(Beginning of INFORMATION SUPPLIED)
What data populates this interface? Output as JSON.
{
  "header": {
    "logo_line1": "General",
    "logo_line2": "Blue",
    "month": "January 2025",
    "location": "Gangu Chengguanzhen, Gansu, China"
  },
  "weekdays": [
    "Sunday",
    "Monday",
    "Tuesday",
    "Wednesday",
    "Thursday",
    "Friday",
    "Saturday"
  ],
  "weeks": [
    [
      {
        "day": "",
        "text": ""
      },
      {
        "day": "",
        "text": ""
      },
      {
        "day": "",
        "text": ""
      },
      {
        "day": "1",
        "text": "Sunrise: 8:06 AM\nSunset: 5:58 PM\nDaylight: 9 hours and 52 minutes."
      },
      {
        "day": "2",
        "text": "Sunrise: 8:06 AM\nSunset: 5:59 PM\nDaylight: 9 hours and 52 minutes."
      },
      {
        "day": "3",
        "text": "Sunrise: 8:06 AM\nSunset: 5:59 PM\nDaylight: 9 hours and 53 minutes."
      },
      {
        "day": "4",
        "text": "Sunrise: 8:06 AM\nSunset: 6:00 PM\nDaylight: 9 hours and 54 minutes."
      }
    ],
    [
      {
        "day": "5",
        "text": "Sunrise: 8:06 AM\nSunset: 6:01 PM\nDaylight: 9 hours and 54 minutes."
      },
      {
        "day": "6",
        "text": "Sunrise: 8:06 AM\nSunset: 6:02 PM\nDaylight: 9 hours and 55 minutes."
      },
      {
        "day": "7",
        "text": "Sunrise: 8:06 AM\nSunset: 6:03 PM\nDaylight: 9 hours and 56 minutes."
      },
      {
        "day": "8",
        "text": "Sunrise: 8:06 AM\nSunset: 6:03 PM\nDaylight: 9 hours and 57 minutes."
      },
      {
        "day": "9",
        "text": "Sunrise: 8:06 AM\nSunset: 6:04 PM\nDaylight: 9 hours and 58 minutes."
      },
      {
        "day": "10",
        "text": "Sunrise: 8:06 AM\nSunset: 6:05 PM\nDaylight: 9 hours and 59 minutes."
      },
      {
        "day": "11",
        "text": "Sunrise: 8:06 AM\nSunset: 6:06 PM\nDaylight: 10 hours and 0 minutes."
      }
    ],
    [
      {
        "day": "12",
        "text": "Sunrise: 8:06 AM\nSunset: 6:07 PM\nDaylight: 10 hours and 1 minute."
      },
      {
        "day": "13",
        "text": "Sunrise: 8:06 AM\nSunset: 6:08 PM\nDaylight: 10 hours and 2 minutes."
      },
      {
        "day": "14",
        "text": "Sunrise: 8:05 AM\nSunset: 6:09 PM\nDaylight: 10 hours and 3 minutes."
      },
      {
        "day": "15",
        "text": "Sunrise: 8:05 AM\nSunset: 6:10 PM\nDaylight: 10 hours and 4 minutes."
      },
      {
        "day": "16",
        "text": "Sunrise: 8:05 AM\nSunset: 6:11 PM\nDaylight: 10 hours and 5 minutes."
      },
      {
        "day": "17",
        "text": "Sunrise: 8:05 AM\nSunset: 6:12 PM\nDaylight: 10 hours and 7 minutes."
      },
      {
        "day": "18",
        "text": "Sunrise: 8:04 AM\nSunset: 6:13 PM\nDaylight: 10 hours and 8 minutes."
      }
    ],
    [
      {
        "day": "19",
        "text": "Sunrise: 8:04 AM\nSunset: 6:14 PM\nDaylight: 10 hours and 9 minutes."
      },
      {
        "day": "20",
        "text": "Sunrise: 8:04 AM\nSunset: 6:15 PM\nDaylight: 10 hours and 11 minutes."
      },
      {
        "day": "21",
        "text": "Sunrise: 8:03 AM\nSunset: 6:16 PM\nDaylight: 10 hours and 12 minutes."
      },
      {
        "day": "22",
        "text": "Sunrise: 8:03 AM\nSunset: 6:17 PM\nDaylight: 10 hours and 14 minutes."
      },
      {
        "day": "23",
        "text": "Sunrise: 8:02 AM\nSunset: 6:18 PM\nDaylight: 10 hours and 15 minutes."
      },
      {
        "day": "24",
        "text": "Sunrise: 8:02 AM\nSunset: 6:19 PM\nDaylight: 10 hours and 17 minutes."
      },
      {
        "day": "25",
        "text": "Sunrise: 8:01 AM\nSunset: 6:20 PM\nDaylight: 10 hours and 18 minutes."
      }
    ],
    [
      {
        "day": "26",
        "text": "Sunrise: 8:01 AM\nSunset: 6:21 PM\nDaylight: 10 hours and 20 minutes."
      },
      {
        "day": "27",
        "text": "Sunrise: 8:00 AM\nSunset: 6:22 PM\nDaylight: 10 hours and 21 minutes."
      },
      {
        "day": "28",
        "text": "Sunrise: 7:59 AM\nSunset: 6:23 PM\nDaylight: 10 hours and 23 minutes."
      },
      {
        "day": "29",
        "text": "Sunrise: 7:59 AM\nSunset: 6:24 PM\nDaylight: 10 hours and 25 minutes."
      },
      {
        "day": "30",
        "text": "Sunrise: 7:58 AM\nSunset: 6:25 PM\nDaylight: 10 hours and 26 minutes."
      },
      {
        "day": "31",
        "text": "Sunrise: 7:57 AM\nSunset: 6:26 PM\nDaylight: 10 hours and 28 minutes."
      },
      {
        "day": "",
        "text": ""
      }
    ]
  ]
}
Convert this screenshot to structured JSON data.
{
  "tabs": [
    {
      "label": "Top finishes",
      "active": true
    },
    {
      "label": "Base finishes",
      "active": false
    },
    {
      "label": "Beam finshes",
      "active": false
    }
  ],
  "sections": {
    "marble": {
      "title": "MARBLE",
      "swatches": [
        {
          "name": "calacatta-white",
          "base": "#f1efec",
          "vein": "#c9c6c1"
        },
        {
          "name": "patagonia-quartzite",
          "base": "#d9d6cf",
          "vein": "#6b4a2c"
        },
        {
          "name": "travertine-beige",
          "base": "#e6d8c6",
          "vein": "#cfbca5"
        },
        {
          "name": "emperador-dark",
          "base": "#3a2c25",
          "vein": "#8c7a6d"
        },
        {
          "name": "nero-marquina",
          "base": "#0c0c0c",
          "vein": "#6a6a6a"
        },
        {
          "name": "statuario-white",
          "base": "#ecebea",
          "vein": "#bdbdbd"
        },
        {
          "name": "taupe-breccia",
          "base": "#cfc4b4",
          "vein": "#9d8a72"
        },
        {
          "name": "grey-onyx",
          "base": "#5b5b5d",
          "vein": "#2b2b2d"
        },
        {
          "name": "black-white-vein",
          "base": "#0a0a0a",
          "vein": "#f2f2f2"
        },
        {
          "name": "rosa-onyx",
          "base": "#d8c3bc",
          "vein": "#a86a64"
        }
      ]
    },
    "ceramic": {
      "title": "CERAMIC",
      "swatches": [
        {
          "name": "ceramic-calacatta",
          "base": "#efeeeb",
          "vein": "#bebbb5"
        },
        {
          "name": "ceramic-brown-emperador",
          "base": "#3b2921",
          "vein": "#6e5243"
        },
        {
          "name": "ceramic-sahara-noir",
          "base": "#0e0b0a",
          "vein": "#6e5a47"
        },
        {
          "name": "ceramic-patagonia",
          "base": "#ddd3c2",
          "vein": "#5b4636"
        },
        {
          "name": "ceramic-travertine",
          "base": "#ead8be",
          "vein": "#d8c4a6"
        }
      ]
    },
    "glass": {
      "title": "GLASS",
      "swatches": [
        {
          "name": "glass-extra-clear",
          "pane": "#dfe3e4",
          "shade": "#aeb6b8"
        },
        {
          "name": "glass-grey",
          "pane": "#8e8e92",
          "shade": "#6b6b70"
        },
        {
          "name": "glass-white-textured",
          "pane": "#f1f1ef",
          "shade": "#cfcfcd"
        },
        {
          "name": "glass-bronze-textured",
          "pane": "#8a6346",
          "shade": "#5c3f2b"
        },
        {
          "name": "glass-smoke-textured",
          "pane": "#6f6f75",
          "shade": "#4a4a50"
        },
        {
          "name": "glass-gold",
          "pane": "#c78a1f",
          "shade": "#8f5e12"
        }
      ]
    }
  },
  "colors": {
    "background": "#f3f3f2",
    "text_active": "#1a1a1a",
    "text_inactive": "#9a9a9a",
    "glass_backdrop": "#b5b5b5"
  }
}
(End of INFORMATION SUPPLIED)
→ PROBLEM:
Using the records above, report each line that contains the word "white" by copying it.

→ SOLUTION TO THIS PROBLEM:
          "name": "calacatta-white",
          "name": "statuario-white",
          "name": "black-white-vein",
          "name": "glass-white-textured",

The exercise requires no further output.